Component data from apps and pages
****************

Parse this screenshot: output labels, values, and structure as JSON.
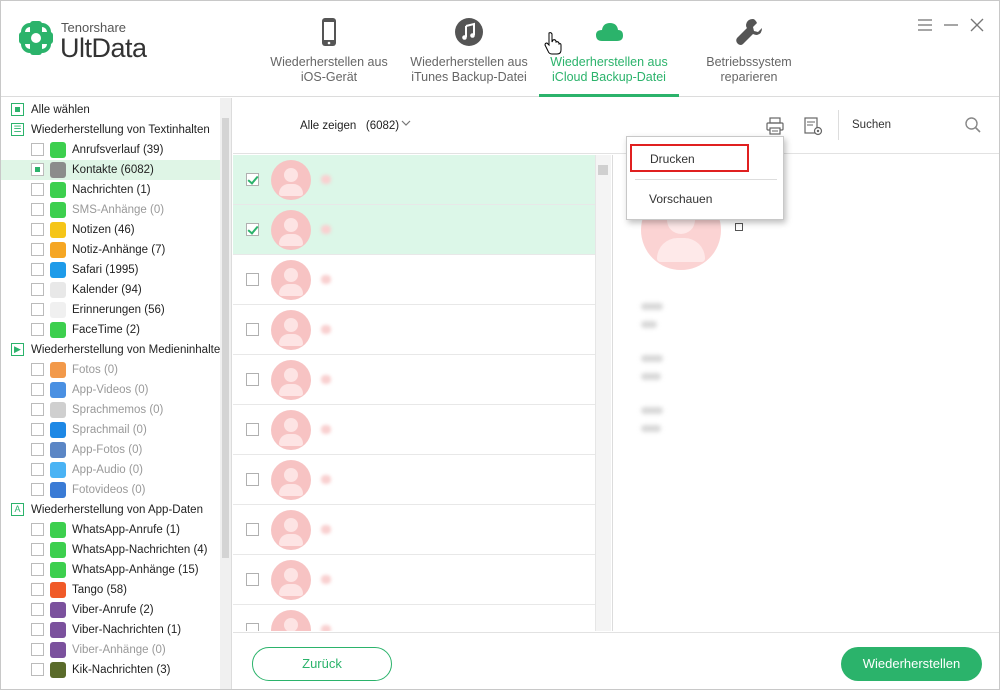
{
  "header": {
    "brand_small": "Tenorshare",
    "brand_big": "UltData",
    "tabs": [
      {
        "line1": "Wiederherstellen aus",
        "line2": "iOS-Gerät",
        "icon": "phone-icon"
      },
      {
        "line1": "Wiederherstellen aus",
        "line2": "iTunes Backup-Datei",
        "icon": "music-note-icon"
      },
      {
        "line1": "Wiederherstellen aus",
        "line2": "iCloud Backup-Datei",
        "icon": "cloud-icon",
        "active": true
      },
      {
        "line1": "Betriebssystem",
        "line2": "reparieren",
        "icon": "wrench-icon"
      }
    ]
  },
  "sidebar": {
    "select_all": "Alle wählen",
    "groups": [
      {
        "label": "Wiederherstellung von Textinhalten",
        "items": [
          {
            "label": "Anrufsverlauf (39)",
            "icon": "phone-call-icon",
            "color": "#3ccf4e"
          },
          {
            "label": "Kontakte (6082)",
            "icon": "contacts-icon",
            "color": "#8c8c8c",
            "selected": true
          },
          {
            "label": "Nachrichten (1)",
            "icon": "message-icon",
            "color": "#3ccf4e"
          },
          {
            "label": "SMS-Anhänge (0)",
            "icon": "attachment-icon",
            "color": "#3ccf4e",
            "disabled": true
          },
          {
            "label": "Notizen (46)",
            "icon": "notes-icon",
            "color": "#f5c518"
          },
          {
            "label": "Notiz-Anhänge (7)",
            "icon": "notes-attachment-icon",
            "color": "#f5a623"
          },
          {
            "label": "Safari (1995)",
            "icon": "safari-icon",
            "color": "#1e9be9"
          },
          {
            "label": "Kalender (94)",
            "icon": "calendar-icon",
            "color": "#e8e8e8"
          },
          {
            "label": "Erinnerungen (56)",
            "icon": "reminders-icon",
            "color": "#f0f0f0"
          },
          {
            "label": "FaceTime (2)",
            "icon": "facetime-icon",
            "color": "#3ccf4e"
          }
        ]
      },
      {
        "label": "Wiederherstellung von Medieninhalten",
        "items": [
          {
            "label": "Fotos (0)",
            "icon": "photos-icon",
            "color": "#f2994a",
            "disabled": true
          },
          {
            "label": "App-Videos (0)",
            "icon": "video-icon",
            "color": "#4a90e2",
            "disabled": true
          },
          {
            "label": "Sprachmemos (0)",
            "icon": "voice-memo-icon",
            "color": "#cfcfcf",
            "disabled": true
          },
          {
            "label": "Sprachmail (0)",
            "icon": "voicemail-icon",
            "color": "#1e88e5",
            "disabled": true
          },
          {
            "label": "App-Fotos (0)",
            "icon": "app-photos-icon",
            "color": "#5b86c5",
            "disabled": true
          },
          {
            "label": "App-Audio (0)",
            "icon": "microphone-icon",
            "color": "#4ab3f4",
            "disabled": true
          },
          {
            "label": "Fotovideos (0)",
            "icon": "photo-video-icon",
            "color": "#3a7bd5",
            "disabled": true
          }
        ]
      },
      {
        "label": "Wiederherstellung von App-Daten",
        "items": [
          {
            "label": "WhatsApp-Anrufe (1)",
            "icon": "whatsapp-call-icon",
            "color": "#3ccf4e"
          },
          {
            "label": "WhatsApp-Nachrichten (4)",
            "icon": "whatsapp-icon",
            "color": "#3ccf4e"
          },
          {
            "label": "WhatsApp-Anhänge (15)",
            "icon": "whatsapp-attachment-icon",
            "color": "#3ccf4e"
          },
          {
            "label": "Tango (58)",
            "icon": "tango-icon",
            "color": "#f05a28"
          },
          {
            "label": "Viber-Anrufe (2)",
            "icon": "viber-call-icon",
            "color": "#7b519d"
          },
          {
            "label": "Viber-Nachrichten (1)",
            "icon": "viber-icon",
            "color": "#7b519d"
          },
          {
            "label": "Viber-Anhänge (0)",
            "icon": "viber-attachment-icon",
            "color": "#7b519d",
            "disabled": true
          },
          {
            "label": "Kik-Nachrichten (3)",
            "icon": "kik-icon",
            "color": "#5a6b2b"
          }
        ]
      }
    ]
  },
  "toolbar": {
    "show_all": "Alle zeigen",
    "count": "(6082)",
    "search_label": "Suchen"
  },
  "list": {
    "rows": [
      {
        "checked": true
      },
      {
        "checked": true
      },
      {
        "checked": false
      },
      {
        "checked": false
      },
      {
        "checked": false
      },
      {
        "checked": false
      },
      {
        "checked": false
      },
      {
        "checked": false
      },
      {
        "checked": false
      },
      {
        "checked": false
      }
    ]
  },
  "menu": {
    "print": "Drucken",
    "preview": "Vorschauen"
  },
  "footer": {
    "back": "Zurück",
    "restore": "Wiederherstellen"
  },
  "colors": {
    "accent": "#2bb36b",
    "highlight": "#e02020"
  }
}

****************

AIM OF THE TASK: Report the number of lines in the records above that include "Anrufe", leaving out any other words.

OUTPUT BELOW: 2